** Records for this exercise follows **

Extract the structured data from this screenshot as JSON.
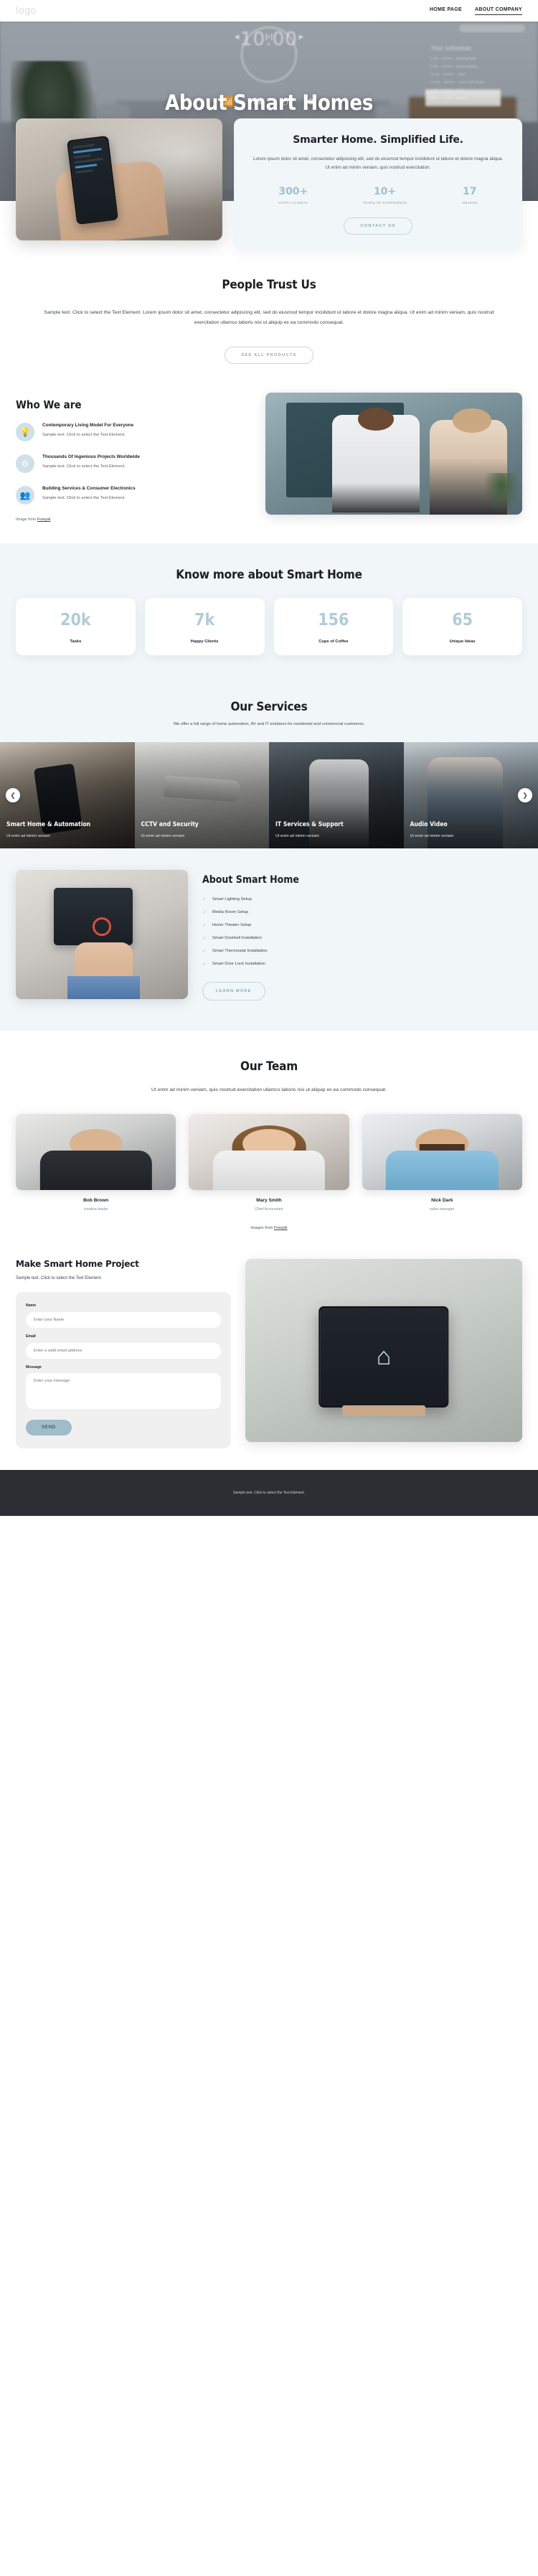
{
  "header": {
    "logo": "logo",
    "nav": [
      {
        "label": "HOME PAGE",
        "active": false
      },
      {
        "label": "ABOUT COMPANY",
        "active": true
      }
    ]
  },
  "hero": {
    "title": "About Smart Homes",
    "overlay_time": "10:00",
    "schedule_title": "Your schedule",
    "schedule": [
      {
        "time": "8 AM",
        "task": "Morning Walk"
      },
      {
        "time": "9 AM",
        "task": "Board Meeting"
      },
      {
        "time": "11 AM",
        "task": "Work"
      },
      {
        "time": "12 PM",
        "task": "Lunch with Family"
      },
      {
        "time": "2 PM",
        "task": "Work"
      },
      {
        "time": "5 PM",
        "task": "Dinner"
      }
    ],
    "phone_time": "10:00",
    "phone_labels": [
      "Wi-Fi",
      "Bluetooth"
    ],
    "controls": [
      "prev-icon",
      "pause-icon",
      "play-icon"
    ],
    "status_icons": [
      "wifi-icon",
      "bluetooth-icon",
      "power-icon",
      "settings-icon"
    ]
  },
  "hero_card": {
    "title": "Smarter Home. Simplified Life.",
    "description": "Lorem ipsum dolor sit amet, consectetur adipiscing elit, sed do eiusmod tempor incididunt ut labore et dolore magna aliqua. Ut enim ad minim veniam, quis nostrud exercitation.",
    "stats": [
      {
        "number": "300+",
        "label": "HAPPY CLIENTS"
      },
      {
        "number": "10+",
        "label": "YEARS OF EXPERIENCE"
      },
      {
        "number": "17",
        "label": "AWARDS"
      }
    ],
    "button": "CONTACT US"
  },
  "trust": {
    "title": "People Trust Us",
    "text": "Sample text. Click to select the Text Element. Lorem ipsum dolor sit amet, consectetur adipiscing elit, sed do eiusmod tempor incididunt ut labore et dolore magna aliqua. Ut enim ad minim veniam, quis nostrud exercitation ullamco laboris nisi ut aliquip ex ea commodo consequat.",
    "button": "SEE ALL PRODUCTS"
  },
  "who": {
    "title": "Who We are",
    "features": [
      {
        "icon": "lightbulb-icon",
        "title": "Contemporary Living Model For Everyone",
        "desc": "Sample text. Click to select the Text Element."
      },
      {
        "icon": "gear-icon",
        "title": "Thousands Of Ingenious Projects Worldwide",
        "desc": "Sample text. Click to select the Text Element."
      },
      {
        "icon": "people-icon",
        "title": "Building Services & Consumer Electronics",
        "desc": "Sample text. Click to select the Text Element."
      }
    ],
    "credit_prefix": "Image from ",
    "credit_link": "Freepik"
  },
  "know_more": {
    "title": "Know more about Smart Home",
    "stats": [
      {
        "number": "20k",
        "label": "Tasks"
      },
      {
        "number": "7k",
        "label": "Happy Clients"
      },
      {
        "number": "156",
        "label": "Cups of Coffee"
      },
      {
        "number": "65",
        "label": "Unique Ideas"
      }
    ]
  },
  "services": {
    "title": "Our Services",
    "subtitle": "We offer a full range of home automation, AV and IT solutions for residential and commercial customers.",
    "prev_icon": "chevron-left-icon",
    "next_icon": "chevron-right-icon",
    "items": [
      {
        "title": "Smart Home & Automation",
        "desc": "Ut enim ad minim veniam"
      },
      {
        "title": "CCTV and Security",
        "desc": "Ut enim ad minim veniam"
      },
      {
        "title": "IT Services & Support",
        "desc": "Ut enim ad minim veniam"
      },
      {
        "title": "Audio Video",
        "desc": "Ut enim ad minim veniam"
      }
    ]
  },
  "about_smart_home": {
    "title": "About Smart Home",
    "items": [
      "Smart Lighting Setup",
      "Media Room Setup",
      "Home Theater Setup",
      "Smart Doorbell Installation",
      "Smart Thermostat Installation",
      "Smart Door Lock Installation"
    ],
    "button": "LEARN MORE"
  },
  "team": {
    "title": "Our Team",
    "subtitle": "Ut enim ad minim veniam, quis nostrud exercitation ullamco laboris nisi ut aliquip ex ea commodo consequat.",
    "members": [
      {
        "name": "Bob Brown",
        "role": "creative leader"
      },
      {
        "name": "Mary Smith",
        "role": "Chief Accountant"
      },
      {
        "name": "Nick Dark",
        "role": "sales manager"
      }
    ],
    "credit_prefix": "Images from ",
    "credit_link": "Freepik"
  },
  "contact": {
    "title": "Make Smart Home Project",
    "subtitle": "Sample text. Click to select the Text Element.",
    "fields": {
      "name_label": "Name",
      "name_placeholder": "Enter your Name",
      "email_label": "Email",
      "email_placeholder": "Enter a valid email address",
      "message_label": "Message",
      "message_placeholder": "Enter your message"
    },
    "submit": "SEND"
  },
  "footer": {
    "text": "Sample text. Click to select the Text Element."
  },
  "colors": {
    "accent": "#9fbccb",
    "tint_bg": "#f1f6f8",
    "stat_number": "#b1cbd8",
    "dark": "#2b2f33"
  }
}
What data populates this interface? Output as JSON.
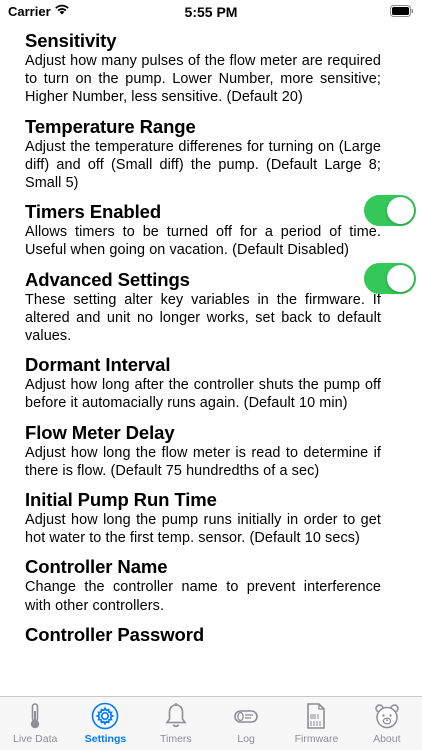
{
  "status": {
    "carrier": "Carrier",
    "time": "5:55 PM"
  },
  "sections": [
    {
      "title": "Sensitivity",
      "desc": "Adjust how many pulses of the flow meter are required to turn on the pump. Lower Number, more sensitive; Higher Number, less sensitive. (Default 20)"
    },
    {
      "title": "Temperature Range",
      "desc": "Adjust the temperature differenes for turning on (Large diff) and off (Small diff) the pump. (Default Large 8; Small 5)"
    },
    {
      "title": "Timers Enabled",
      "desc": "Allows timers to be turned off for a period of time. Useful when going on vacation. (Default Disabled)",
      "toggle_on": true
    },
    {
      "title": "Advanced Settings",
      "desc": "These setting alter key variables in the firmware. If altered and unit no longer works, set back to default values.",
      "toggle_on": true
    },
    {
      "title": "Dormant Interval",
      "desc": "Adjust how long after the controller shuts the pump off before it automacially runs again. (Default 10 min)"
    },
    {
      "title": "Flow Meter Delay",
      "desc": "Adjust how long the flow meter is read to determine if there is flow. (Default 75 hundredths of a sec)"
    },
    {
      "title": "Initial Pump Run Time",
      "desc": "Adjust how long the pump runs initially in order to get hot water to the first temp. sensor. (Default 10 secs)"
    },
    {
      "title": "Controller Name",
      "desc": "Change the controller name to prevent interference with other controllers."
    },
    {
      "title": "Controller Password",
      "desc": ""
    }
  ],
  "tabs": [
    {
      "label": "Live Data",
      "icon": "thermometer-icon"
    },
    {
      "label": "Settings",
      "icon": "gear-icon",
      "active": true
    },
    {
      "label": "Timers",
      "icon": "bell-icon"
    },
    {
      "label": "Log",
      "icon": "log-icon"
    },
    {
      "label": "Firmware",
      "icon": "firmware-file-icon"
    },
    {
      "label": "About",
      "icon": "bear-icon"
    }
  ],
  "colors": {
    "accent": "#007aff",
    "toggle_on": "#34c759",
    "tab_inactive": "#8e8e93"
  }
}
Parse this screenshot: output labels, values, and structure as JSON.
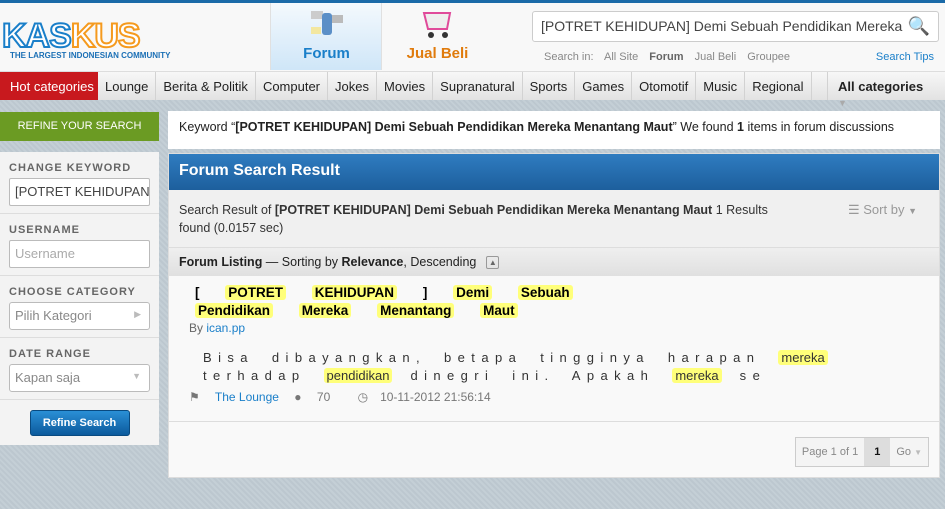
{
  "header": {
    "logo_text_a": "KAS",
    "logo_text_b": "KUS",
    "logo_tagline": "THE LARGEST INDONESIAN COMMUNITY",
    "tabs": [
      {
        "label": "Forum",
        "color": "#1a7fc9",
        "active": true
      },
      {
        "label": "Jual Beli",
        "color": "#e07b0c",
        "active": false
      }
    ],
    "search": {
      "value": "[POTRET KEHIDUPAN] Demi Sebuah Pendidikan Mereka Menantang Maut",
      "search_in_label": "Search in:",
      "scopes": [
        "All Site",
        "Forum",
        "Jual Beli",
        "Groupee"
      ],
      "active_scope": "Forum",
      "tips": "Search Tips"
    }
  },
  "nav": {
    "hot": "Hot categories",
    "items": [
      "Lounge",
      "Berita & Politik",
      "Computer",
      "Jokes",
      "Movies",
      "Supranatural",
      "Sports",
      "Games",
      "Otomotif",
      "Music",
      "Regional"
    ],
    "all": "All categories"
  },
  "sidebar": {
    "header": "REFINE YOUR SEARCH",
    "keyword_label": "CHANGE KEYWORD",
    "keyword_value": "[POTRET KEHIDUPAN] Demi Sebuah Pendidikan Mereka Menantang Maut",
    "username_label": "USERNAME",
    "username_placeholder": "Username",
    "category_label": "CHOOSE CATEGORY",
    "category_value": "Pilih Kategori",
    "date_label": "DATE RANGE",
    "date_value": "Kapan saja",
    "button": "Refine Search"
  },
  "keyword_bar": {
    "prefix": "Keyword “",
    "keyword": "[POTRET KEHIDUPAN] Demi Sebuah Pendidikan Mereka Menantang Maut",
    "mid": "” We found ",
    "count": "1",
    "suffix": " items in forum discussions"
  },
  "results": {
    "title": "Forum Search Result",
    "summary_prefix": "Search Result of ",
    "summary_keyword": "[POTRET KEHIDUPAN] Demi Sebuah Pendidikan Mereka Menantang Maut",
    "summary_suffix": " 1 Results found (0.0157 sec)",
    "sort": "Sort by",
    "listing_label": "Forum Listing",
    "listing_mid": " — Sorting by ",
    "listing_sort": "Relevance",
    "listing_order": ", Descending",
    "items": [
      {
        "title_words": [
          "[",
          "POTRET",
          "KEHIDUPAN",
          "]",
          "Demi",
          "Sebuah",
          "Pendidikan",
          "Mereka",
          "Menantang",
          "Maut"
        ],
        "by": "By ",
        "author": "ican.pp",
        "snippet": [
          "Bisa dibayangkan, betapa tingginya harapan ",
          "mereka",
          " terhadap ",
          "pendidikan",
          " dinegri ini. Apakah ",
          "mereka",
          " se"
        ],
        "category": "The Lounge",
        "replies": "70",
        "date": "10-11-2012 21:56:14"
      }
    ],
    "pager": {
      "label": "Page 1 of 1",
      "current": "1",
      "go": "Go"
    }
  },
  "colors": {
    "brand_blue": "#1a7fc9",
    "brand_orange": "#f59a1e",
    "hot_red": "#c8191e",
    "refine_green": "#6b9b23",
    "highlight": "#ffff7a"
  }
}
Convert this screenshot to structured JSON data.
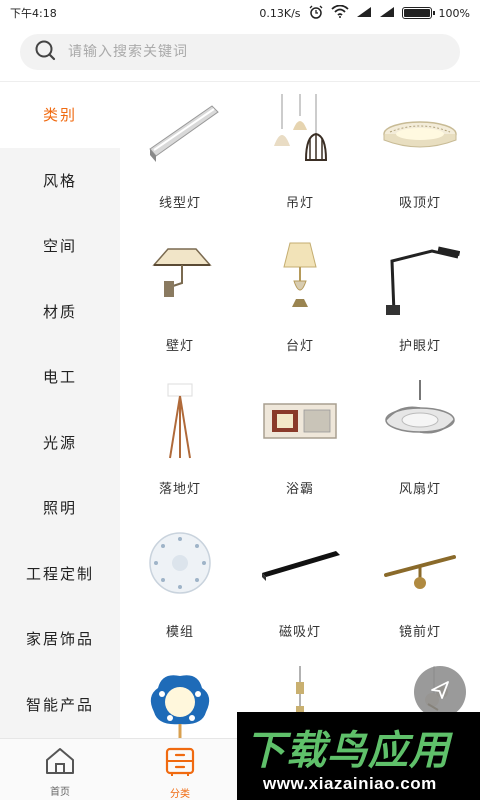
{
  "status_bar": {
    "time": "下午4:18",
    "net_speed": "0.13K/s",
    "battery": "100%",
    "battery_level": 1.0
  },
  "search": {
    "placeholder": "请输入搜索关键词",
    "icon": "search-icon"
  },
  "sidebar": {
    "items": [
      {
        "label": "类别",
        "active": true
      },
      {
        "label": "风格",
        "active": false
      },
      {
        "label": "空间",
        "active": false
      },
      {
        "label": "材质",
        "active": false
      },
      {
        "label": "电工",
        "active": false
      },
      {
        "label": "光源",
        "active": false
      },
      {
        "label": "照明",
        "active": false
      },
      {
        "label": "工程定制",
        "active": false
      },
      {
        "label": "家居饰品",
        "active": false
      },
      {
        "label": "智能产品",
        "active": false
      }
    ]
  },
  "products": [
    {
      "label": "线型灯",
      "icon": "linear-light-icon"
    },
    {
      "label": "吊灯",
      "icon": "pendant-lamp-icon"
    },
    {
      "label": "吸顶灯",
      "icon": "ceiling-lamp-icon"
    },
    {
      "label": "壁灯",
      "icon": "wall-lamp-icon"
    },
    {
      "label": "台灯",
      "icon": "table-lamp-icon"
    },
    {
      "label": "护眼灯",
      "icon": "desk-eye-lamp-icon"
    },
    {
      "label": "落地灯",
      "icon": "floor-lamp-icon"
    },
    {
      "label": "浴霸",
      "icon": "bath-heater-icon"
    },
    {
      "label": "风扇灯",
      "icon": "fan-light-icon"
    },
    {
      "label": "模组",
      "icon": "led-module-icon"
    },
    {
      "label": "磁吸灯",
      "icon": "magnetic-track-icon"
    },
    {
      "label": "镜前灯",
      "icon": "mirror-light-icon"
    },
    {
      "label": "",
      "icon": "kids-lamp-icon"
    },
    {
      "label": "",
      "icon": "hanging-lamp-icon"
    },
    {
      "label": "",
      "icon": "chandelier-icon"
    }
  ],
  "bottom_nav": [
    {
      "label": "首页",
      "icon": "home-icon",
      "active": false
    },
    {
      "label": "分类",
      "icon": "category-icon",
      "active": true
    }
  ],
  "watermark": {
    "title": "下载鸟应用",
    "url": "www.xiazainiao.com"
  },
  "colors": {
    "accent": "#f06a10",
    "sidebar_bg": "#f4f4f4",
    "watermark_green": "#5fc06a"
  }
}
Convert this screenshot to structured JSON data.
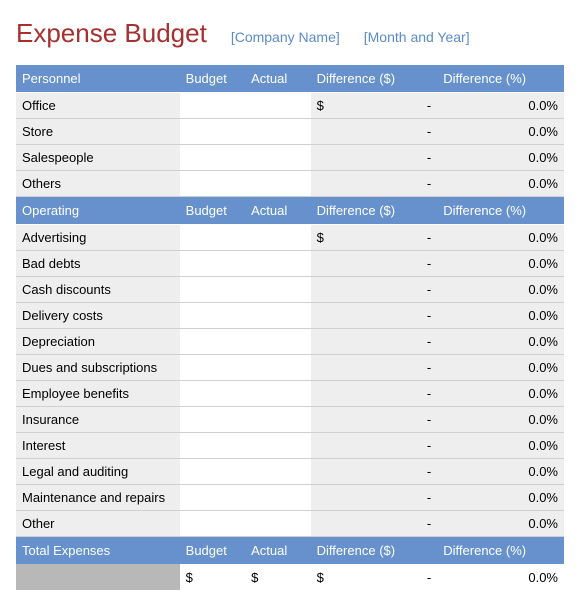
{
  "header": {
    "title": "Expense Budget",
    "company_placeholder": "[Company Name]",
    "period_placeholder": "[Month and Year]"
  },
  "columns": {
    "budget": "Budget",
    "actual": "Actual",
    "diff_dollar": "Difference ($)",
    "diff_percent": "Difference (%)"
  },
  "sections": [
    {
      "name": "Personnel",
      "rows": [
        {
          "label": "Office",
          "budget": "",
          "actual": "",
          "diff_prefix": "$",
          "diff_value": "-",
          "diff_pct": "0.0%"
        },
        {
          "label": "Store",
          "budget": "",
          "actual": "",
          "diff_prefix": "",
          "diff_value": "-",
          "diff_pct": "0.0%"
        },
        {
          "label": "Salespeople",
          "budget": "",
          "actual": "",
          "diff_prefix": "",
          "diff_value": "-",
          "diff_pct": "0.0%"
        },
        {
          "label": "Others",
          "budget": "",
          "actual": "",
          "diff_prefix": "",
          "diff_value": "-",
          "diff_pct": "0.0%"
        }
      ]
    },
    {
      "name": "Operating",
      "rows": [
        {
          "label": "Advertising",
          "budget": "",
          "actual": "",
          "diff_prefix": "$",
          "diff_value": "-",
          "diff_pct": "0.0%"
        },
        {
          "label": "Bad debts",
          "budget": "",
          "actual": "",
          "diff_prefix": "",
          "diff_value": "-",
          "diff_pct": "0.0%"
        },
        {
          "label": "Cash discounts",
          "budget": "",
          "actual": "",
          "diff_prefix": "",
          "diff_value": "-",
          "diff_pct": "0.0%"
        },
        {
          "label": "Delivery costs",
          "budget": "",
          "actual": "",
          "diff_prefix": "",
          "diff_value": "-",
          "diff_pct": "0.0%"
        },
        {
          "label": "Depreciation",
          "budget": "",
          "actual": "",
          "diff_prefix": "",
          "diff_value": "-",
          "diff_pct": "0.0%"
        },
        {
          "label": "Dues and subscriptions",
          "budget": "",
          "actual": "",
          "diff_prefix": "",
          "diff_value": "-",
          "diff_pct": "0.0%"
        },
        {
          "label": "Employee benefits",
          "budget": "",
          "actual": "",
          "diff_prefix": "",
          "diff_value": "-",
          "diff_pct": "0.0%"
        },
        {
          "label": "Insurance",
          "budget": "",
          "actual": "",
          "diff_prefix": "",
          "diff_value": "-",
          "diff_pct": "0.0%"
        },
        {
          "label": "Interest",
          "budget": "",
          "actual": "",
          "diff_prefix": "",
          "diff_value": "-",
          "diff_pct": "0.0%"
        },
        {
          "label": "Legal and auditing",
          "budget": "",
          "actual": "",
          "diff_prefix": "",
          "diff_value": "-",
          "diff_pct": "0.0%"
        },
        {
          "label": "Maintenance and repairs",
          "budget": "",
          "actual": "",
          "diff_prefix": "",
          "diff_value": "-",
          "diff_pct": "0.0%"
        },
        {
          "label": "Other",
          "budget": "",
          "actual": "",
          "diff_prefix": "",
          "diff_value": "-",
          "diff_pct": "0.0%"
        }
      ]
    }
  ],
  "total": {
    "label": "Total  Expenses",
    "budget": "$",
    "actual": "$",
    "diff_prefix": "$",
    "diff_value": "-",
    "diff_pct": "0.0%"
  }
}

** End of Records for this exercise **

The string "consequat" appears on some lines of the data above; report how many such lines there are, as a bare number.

* _Exercise answer_
2